Autistic young people often feel like they are being shut out of society. Many are living lonely lives, isolated from their peers and marginalised. They struggle to feel accepted for who they are in their daily lives.
According to research by the Jo Cox Loneliness Commission, 81% of autistic adults say they feel lonely at least some of the time due to anxiety relating to their autism, while over 80% of young people with autism believe they spend less time socialising than their peers.
This needs to change. Difference shouldn’t be an obstacle. Whether it’s in school, in the workplace, at youth groups or out and about in their communities - autistic young people should be celebrated for who they are.
Help make the ordinary possible
During World Autism Awareness Month 2019, Ambitious about Autism’s youth patrons called for access for all. Each week we shared advice on small changes everybody can make that will make autistic young people feel much more accepted and included in all aspects of everyday life.
Include Autism everywhere top tips

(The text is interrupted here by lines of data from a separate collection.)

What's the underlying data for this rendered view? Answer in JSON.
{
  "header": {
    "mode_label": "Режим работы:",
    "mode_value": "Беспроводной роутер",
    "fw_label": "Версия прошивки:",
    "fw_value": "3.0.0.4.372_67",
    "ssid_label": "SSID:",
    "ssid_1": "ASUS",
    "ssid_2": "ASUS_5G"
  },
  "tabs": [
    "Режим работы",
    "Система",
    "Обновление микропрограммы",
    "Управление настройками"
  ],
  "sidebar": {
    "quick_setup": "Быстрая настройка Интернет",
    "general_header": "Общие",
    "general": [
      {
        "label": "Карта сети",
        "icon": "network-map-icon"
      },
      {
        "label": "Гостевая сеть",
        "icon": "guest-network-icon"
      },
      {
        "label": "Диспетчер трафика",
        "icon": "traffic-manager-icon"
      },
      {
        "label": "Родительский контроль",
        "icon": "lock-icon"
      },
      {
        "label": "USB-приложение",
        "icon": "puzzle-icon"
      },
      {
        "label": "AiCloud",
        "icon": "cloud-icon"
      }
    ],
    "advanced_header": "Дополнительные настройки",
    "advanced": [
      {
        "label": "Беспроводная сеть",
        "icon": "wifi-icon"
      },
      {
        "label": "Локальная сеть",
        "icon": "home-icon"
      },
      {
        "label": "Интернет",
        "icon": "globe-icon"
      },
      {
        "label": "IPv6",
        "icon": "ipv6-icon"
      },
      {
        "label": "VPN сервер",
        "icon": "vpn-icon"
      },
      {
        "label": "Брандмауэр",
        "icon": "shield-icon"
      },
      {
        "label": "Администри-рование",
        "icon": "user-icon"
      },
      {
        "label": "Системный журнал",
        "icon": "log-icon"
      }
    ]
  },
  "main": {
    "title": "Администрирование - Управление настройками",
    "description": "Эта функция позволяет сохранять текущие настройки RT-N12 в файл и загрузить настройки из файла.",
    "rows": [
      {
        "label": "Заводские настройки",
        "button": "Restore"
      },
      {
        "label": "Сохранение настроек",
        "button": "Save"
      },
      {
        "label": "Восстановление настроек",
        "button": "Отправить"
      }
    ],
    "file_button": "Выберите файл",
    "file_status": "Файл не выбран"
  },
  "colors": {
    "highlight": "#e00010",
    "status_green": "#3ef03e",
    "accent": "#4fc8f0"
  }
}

From what to do if someone is having a meltdown, to understanding communication differences - our Youth Patrons gave their advice on how to include autism everywhere.
Read our blog - 'It's time to include autism everywhere' to find out more about why these small adjustments in behaviour and attitude can make a huge difference to young people with autism.
Include Autism in the workplace top tips
Only 16% of autistic adults are in full time employment - yet often it only takes simple, cost-free adjustments to help autistic people thrive in the workplace.
Read our top tips and check out our blog - 'Navigating the different rules of the workplace' to find out more. If you’re an employer or young person looking for specialist support, check out our Autism Exchange programme.
Include Autism in youth groups top tips
Over 80% of young people with autism believe they spend less time socialising than their peers - so our youth patrons have taken direct action to tackle this!
Our Include Autism toolkit has been developed by our youth patrons to help more autistic young people access youth groups and after school activities. The toolkit offers advice and support to youth group leaders, young people and parents.
Include Autism in education
Many autistic young people face problems at school - and many are missing out on hours of education each week due to problems with bullying, anxiety and a lack of understanding of their needs.
Our Youth Patrons’ top tips highlight simple changes that can be made in learning environments to make them more accessible and inclusive for all and read our blog - 'Surviving school with autism' to find out more.
Requesting printed resources
You are able to request printed versions of all our top tip cards by emailing firstname.lastname@example.org. Please provide your name, details and address in the email message.
Download our top tips
We have created some top tip posters for you to put up at home, school, at youth groups or at work.